Feeds

Penalty for silent calling goes sky high

Two million reasons not to call

Secure remote control for conventional and virtual desktops

Companies caught repeatedly making silent calls could get fined up to £2m in future, compared to the £50,000 maximum that taciturn sales staff currently pay.

After a consultation period, the Department for Business, Innovation & Skills has decided upping the potential fine is the best way to stop companies giving people the silent treatment.

Silent calls are generated when an automated dialling system calls up marks on the expectation that a call-centre drone will be available to talk when the phone is picked up. But if no drone is available then the callee is left hanging on the line. That's an irritation to most of us, but scary in the wrong circumstances.

The problem peaked a couple of years back when the kit got cheap enough for everyone and their brother to buy. During 2008 Ofcom was getting more than a thousand complaints a month, and came down hard on some big brands involved. Last year saw around half the number of complaints, but now the regulator wants more than a slap on the wrist for those who can't be brought to book any other way.

The £2m fine won't be applied often, but it will be a significant stick for Ofcom to shake at naughty companies - assuming they're based in the UK. Cheaper transatlantic rates means many sales calls come from the USA these days - beyond the reach of Ofcom and outside the remit of the Telephone Preference Service. ®

Secure remote control for conventional and virtual desktops

More from The Register
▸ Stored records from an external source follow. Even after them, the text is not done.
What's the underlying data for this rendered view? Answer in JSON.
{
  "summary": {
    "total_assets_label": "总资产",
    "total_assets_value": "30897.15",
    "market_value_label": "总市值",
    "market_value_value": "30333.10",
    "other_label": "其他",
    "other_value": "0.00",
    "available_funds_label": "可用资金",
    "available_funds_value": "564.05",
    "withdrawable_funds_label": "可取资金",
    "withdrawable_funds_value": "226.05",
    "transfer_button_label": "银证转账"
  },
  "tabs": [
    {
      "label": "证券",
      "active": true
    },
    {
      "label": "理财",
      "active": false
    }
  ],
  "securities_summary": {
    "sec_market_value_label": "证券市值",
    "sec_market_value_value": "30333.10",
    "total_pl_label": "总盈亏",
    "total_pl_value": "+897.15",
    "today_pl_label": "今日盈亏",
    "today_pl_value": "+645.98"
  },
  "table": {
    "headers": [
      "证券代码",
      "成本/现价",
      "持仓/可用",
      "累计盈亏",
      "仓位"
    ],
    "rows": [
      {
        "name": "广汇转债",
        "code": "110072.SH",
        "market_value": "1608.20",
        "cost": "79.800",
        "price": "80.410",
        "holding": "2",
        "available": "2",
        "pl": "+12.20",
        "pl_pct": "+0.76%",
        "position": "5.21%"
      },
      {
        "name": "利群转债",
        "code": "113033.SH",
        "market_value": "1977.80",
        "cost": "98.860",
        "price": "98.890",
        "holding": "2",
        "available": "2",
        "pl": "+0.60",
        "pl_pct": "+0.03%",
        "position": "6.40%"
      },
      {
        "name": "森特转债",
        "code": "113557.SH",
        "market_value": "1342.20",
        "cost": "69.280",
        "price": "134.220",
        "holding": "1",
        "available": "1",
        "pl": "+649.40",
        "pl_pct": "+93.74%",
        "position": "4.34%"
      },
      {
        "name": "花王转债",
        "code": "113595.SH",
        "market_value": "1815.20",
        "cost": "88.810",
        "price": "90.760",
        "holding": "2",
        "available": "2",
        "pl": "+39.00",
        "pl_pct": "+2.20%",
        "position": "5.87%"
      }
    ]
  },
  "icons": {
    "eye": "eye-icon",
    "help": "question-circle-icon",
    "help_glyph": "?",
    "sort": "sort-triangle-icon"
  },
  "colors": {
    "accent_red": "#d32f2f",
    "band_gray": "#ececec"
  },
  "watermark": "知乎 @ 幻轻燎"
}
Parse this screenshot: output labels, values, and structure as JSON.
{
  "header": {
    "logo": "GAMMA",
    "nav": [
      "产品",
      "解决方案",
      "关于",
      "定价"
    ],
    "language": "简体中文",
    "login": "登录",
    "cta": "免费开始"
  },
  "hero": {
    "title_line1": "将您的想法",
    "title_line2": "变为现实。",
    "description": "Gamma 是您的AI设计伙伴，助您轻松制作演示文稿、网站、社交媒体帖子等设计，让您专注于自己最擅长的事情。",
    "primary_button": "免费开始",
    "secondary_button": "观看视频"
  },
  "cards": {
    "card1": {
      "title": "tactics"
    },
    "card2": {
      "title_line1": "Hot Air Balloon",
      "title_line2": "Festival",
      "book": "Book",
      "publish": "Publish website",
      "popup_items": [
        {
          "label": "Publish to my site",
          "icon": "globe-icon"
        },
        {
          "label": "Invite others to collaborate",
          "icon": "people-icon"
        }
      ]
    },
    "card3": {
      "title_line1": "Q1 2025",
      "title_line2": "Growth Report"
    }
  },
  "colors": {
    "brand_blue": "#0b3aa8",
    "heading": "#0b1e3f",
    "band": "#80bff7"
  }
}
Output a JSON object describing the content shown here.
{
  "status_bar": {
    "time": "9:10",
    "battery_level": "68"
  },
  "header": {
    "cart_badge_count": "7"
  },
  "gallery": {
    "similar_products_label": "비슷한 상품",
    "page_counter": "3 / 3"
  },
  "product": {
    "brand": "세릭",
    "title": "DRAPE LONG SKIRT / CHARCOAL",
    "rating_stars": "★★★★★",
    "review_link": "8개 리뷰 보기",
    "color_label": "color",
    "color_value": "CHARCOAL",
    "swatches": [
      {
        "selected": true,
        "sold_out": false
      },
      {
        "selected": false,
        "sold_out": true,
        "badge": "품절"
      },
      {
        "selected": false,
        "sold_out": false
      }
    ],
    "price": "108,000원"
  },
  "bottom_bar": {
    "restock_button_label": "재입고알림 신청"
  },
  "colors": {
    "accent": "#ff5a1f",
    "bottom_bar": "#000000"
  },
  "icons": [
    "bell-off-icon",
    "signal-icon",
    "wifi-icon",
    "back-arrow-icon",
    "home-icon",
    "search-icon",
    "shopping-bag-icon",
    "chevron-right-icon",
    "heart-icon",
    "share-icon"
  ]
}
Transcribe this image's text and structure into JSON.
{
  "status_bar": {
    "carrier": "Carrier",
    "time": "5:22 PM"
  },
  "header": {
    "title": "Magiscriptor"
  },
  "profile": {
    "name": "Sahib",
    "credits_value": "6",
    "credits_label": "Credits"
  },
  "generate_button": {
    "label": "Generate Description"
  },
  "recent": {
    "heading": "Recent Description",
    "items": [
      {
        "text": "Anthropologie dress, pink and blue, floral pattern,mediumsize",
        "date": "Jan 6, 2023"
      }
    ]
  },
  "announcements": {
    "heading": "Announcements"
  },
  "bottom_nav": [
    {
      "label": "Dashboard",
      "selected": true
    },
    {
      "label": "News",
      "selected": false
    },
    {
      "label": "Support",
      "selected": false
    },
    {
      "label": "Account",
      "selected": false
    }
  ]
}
next story
Brit telcos warn Scots that voting Yes could lead to HEFTY bills
BT and Co: Independence vote likely to mean 'increased costs'
Phones 4u slips into administration after EE cuts ties with Brit mobe retailer
More than 5,500 jobs could be axed if rescue mission fails
New 'Cosmos' browser surfs the net by TXT alone
No data plan? No WiFi? No worries ... except sluggish download speed
Radio hams can encrypt, in emergencies, says Ofcom
Consultation promises new spectrum and hints at relaxed licence conditions
Blockbuster book lays out the first 20 years of the Smartphone Wars
Symbian's David Wood bares all. Not for the faint hearted
Bonking with Apple has POUNDED mobe operators' wallets
... into submission. Weve squeals, ditches payment plans
'Serious flaws in the Vertigan report' says broadband boffin
Report 'fails reality test' , is 'simply wrong' and offers ''convenient' justification for FTTN says Rod Tucker
This flashlight app requires: Your contacts list, identity, access to your camera...
Who us, dodgy? Vast majority of mobile apps fail privacy test
prev story

Whitepapers

Secure remote control for conventional and virtual desktops
Balancing user privacy and privileged access, in accordance with compliance frameworks and legislation. Evaluating any potential remote control choice.
Saudi Petroleum chooses Tegile storage solution
A storage solution that addresses company growth and performance for business-critical applications of caseware archive and search along with other key operational systems.
High Performance for All
While HPC is not new, it has traditionally been seen as a specialist area – is it now geared up to meet more mainstream requirements?
Security for virtualized datacentres
Legacy security solutions are inefficient due to the architectural differences between physical and virtual environments.
Providing a secure and efficient Helpdesk
A single remote control platform for user support is be key to providing an efficient helpdesk. Retain full control over the way in which screen and keystroke data is transmitted.